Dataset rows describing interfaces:

┌────────

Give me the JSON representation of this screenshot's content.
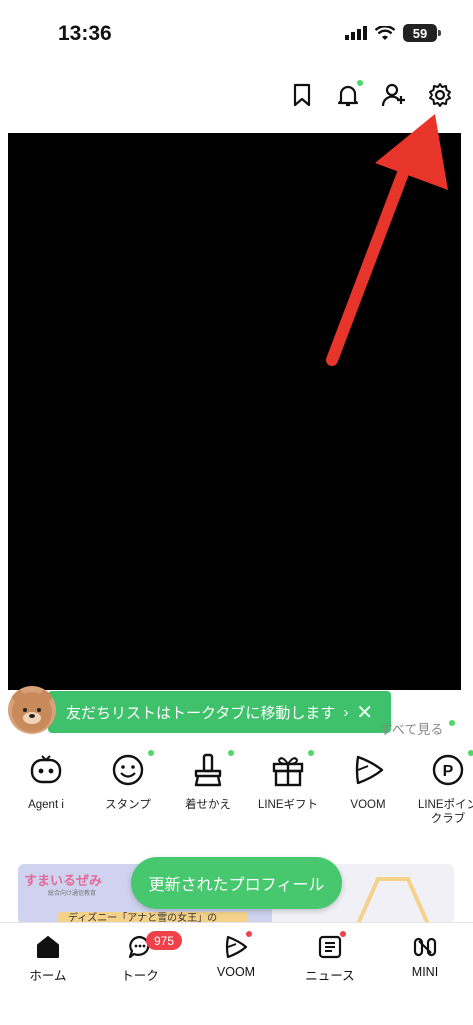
{
  "status": {
    "time": "13:36",
    "battery": "59"
  },
  "toast": {
    "text": "友だちリストはトークタブに移動します",
    "chevron": "›",
    "close": "✕"
  },
  "see_all": "すべて見る",
  "services": [
    {
      "label": "Agent i",
      "icon": "agent-icon",
      "dot": false
    },
    {
      "label": "スタンプ",
      "icon": "sticker-icon",
      "dot": true
    },
    {
      "label": "着せかえ",
      "icon": "theme-icon",
      "dot": true
    },
    {
      "label": "LINEギフト",
      "icon": "gift-icon",
      "dot": true
    },
    {
      "label": "VOOM",
      "icon": "voom-icon",
      "dot": false
    },
    {
      "label": "LINEポイン\nクラブ",
      "icon": "points-icon",
      "dot": true
    }
  ],
  "banner": {
    "logo": "すまいるぜみ",
    "sub": "総合向け通信教育",
    "strip": "ディズニー「アナと雪の女王」の"
  },
  "pill": "更新されたプロフィール",
  "tabs": [
    {
      "label": "ホーム",
      "icon": "home-icon"
    },
    {
      "label": "トーク",
      "icon": "chat-icon",
      "badge": "975"
    },
    {
      "label": "VOOM",
      "icon": "voom-tab-icon"
    },
    {
      "label": "ニュース",
      "icon": "news-icon"
    },
    {
      "label": "MINI",
      "icon": "mini-icon"
    }
  ],
  "colors": {
    "green": "#3ec16a",
    "red": "#f0414b",
    "arrow": "#e8352b"
  }
}
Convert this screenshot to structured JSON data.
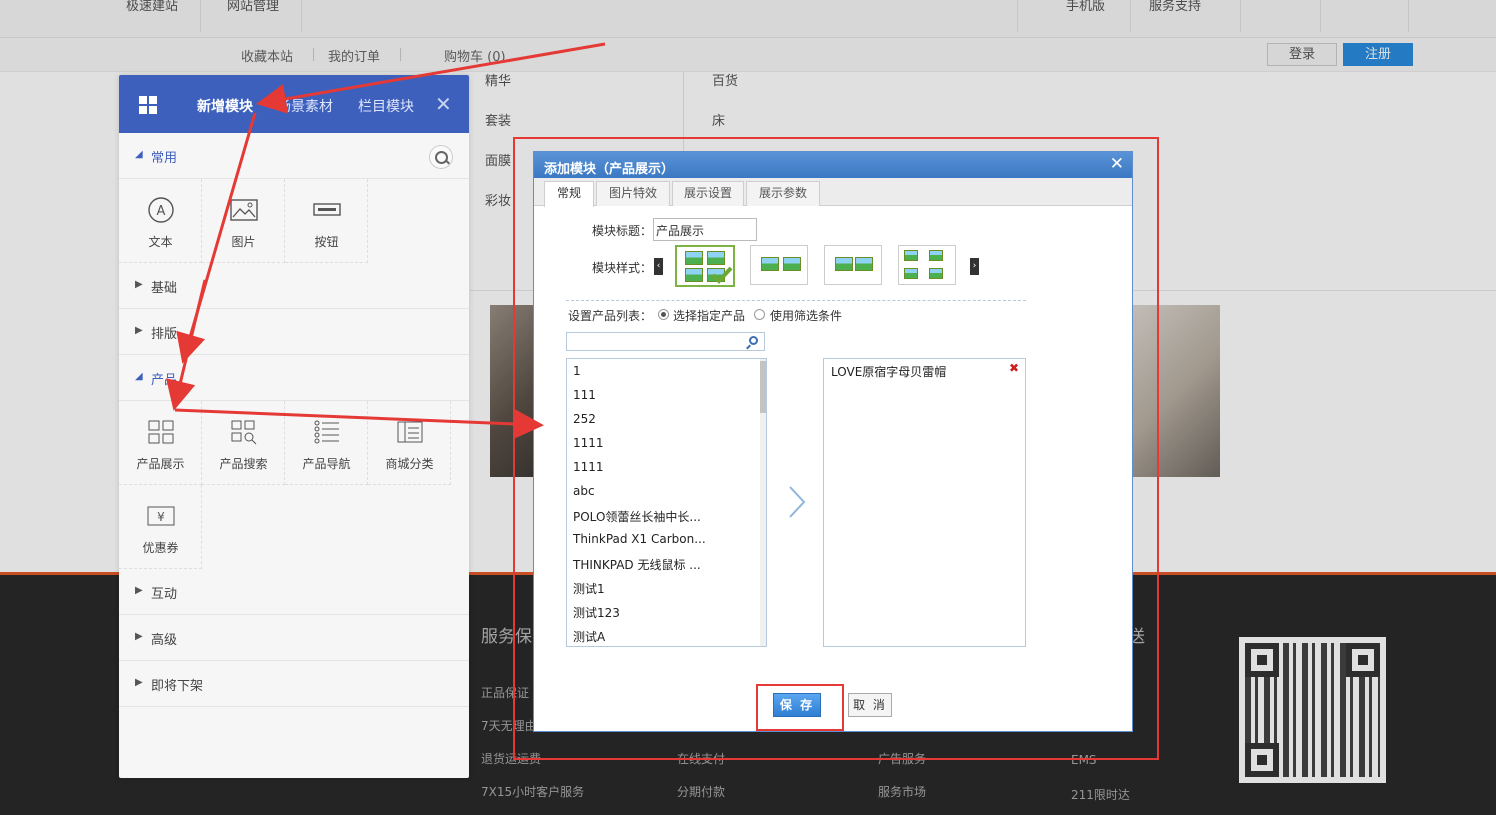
{
  "topbar": {
    "left": [
      "极速建站",
      "网站管理"
    ],
    "right": [
      "手机版",
      "服务支持"
    ]
  },
  "subbar": {
    "favorite": "收藏本站",
    "orders": "我的订单",
    "cart": "购物车 (0)",
    "login": "登录",
    "register": "注册"
  },
  "background": {
    "categories_left": [
      "精华",
      "套装",
      "面膜",
      "彩妆"
    ],
    "categories_right": [
      "百货",
      "床"
    ],
    "footer_heads": [
      "服务保",
      "送"
    ],
    "footer_col1": [
      "正品保证",
      "7天无理由",
      "退货运运费",
      "7X15小时客户服务"
    ],
    "footer_col2": [
      "在线支付",
      "分期付款"
    ],
    "footer_col3": [
      "广告服务",
      "服务市场"
    ],
    "footer_col4": [
      "EMS",
      "211限时达"
    ]
  },
  "panel": {
    "tabs": [
      "新增模块",
      "场景素材",
      "栏目模块"
    ],
    "sections": {
      "common": "常用",
      "basic": "基础",
      "layout": "排版",
      "product": "产品",
      "interactive": "互动",
      "advanced": "高级",
      "coming": "即将下架"
    },
    "common_tiles": [
      "文本",
      "图片",
      "按钮"
    ],
    "product_tiles": [
      "产品展示",
      "产品搜索",
      "产品导航",
      "商城分类",
      "优惠券"
    ]
  },
  "dialog": {
    "title": "添加模块（产品展示）",
    "tabs": [
      "常规",
      "图片特效",
      "展示设置",
      "展示参数"
    ],
    "module_title_label": "模块标题：",
    "module_title_value": "产品展示",
    "module_style_label": "模块样式：",
    "product_list_label": "设置产品列表：",
    "radio_specified": "选择指定产品",
    "radio_filter": "使用筛选条件",
    "available_products": [
      "1",
      "111",
      "252",
      "1111",
      "1111",
      "abc",
      "POLO领蕾丝长袖中长...",
      "ThinkPad X1 Carbon...",
      "THINKPAD 无线鼠标 ...",
      "测试1",
      "测试123",
      "测试A"
    ],
    "selected_products": [
      "LOVE原宿字母贝雷帽"
    ],
    "save": "保 存",
    "cancel": "取 消"
  },
  "colors": {
    "panel_header": "#3e60bd",
    "dialog_title": "#3b78c3",
    "annotation": "#e53935",
    "footer_bg": "#2a2a2a"
  }
}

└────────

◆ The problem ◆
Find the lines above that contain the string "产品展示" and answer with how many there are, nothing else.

◆ Solution to the exercise ◆
3